I am grateful to you for the honors and courtesies paid me during my visit, and especially for the effective manner in which you arranged my program. Mrs. Van Voorhis was delightful in her hospitality, and I think she is a very valuable asset to that command.
This is my first morning at the office, and I am pretty well overwhelmed, but I wanted to write to you immediately.
With warm regards,
P.S. Please have your A.D.C. [aide-de-camp] let me know cost of those two neckties and the helmet ornament.
Document Copy Text Source: George C. Marshall Papers, Pentagon Office Collection, Selected Materials, George C. Marshall Research Library, Lexington, Virginia.
Document Format: Typed letter.
1. Van Voorhis assumed command of the Panama Canal Department in January 1940.
2. Daley believed that the proper peacetime bomber strength for the Puerto Rican Department was one heavy bombardment group. This would be accompanied by a pursuit group and a reconnaissance squadron. (Daley Memorandum to The Adjutant General, January 31, 1940, NA/ RG 407 [38l].) Van Voorhis considered that the proposed long-range reconnaissance wing of eighty-four planes would carry out their assignment on both ocean fronts. He asserted, however, that medium-range reconnaissance and bomber groups be replaced by long-range bombers to stop an attack on the canal from sea or land. (Van Voorhis Memorandum to The Adjutant General, February 12, 1940, NA/RG 407 [660.2-2/1D].)

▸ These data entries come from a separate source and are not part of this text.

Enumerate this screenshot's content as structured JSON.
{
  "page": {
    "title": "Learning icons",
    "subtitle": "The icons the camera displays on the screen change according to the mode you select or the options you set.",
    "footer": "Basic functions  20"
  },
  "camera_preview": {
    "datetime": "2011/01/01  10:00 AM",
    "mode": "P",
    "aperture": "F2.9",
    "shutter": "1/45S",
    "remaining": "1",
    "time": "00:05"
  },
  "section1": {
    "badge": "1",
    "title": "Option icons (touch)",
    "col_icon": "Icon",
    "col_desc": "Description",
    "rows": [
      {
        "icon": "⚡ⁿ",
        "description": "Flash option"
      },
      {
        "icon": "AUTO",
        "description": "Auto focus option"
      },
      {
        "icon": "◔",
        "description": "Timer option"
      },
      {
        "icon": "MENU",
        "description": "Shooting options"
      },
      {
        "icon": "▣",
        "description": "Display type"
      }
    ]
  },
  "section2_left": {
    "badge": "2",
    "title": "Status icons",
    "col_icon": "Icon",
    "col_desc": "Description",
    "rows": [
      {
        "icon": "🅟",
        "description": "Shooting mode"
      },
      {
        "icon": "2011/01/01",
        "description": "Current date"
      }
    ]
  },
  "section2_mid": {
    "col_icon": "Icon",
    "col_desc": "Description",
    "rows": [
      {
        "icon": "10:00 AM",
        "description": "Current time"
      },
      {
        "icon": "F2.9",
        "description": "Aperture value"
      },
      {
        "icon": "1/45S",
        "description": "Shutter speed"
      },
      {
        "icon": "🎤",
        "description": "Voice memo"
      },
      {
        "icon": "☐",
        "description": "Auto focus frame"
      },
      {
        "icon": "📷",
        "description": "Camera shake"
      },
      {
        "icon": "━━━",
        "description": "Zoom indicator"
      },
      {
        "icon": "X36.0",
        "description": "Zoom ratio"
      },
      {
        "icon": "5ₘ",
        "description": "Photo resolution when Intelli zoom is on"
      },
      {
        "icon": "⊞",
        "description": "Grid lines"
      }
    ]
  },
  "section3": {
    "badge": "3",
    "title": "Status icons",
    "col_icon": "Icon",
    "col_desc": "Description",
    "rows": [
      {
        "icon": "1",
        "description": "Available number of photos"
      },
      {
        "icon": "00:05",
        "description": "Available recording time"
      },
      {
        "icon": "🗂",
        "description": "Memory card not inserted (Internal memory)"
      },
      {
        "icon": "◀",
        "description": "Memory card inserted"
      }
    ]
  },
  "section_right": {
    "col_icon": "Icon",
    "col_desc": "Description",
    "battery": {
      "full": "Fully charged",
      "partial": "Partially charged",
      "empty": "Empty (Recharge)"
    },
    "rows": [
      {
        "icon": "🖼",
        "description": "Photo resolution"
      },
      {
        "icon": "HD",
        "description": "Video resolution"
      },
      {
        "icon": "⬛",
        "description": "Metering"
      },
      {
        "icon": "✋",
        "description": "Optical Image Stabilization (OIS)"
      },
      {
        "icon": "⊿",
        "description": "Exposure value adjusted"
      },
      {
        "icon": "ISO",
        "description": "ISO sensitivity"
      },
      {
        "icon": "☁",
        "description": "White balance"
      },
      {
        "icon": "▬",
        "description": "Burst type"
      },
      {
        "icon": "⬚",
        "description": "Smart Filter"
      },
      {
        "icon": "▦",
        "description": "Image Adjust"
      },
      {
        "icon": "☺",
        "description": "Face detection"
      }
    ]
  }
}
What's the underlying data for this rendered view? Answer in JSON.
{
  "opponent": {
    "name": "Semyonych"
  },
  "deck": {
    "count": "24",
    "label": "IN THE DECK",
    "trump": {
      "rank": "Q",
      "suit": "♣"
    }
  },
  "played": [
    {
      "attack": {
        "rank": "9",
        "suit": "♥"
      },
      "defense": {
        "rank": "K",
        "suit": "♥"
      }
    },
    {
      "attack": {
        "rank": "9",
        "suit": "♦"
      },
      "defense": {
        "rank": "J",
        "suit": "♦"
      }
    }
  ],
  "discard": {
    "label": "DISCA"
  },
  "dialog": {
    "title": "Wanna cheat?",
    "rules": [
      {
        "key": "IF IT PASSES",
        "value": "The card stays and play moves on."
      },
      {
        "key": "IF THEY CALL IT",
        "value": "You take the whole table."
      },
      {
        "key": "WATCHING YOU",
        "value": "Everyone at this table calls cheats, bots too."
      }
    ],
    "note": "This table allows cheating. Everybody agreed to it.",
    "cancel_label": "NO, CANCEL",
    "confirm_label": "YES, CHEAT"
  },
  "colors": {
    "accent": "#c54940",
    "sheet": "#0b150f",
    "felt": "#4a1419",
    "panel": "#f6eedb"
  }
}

Recommended Citation: ThePapers of George Catlett Marshall, ed.Larry I. Bland, Sharon Ritenour Stevens, and Clarence E. Wunderlin, Jr.(Lexington, Va.: The George C. Marshall Foundation, 1981- ). Electronic version based on The Papers of George Catlett Marshall, vol. 2, “We Cannot Delay,” July 1, 1939-December 6, 1941 (Baltimore and London: The Johns Hopkins University Press, 1986), pp. 158-159.